COVID19 has come on scene as an unprecedented challenge and one not to be taken lightly by anyone. Navigation of this virus has and will continue to affect everyone in varying capacities such as immune response, work-life balance, family budgets, social interactions, and so many more. For many, social distancing is a substantial challenge affecting every facet of life. Here is where farmers and ranchers have another reason to count blessings and thank God for the life and opportunity to be so closely connected to the land.

Farmers and ranchers spend endless hours of the day on a tractor and/or horse that the actual day of the week can be easily forgotten. Those hours of daily social distancing are nothing new and allow farmers and ranchers to ponder many topics that come to mind. We all know this to be true because farmers and ranchers are never at a loss when it comes to sharing their thoughts and ideas on most anything. While mulling over whatever comes to mind, it can be easy to let oneself get sidetracked on the challenges faced making the day far less enjoyable. There is an alternative we have to being blindsided by what may be mentally whipping us.

Is there a better way to spend a morning in Matagorda County than on horseback or in a tractor as the sun comes up? While the dew is on the ground and the cows and calves are trying to pair back up after a night’s slumber while you slowly ride through, do you count your blessings? As the tractor rumbles to life and full of diesel while you scan the horizon for the first place to drop the planter or disc, do you thank God you’re in a place that gives you that privilege and freedom to do so? When we ponder the question of the perceptions of what is normal, don’t let what is being presented as a challenge define normal. Normal can, and often is, merely a state of mind. Challenges will come and go but normal is how we will face it.
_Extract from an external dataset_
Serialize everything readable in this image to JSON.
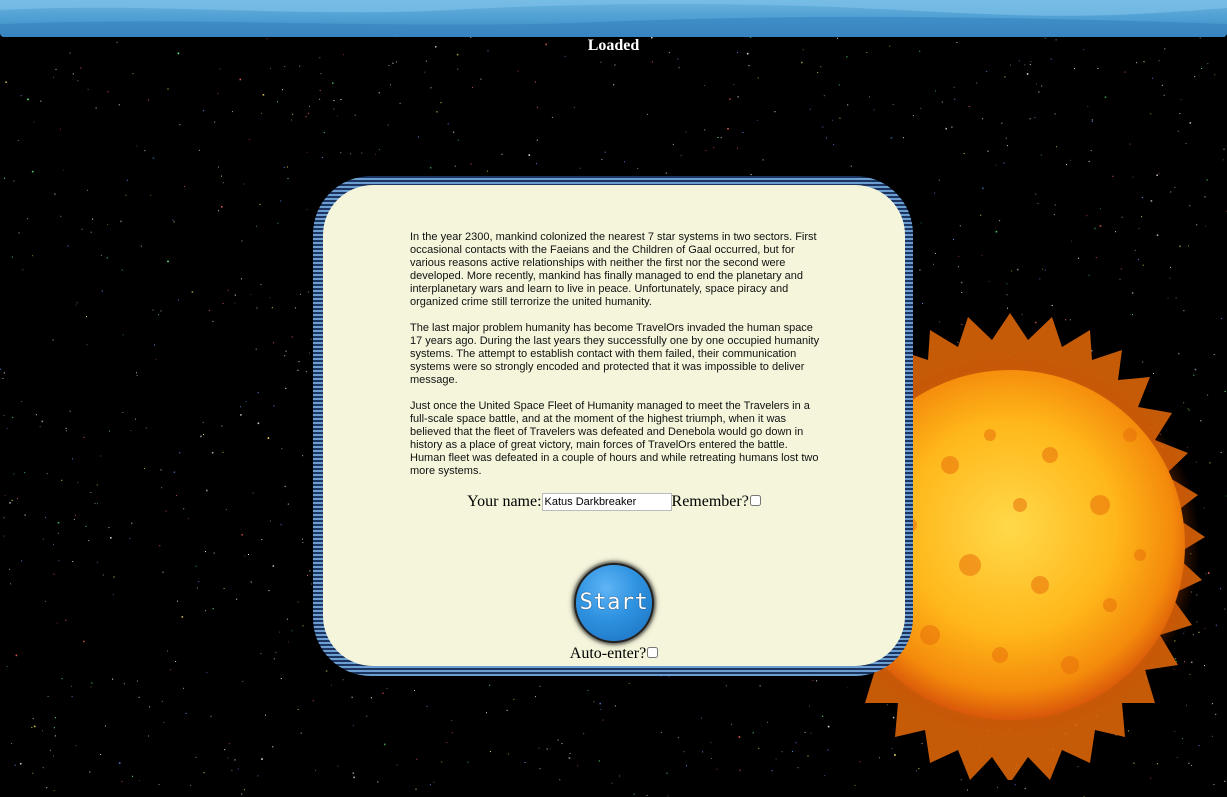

From time to time I can find the negative bug trying to sneak in to my “normal” and I have to make a conscious decision to not allow it. I consider working for Texas A&M AgriLife Extension a gift and serving you a blessing! Because of such facts, there are some additional things for you to consider. We will get through the challenges we face no matter the origin. Such challenges give us the opportunity to rely on our faith and knowing that this too shall pass whatever “this” may be, and that God is in control, not a virus!

Texas A&M AgriLife Extension Service is navigating through this time with service to Texans being paramount. Current guidelines for stemming COVID19 have curbed face-to-face meetings for a time but also has given us the opportunity to improve on other facets in which to serve Texans. Currently and in the coming days and weeks, you will see a shift in “normal” to the manner in which we serve you. In the immediate future, most will be via technology, websites, and social media. This new “normal” will continue to evolve as we, at some point, put COVID19 guidelines in the past and incorporate a much more multi-faceted approach to serving you by combining multiple platforms of conveyance.

All in agriculture have a deep-seeded strength and resiliency that is tough to match and almost impossible to surpass. So, as you unload the horse or climb on the tractor as the day dawns, count the blessings before the challenges and know that Texas A&M AgriLife Extension Service is there to help in any and every way we can. However, at any point the cows start talking back to you or the cotton starts smiling and waving, I think you need to call it a day and go home!

Be safe, take care, don’t let challenges define you, and WASH YOUR HANDS!!!